Print every one of the records verbatim, omitting nothing.

□ □ □ □

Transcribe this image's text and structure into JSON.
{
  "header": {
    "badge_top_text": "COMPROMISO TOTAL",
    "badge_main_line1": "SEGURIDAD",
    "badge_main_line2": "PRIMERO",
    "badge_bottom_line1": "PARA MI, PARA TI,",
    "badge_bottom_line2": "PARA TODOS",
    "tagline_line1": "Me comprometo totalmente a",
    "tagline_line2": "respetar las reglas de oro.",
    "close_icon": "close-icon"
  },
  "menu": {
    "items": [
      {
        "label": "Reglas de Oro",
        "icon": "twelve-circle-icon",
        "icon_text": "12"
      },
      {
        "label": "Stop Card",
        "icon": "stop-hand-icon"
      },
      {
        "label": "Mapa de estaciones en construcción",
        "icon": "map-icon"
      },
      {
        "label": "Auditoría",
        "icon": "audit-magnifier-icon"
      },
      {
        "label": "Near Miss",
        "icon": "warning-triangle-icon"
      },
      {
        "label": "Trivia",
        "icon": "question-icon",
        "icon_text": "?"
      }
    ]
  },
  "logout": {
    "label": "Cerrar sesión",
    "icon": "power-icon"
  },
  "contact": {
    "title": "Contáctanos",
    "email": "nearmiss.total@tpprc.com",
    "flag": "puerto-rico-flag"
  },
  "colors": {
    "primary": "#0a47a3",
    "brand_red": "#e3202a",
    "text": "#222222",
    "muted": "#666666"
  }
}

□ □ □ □

» **YOUR SOLUTION**
Transcribe this image's text and structure into JSON.
{
  "header": {
    "badge_top_text": "COMPROMISO TOTAL",
    "badge_main_line1": "SEGURIDAD",
    "badge_main_line2": "PRIMERO",
    "badge_bottom_line1": "PARA MI, PARA TI,",
    "badge_bottom_line2": "PARA TODOS",
    "tagline_line1": "Me comprometo totalmente a",
    "tagline_line2": "respetar las reglas de oro.",
    "close_icon": "close-icon"
  },
  "menu": {
    "items": [
      {
        "label": "Reglas de Oro",
        "icon": "twelve-circle-icon",
        "icon_text": "12"
      },
      {
        "label": "Stop Card",
        "icon": "stop-hand-icon"
      },
      {
        "label": "Mapa de estaciones en construcción",
        "icon": "map-icon"
      },
      {
        "label": "Auditoría",
        "icon": "audit-magnifier-icon"
      },
      {
        "label": "Near Miss",
        "icon": "warning-triangle-icon"
      },
      {
        "label": "Trivia",
        "icon": "question-icon",
        "icon_text": "?"
      }
    ]
  },
  "logout": {
    "label": "Cerrar sesión",
    "icon": "power-icon"
  },
  "contact": {
    "title": "Contáctanos",
    "email": "nearmiss.total@tpprc.com",
    "flag": "puerto-rico-flag"
  },
  "colors": {
    "primary": "#0a47a3",
    "brand_red": "#e3202a",
    "text": "#222222",
    "muted": "#666666"
  }
}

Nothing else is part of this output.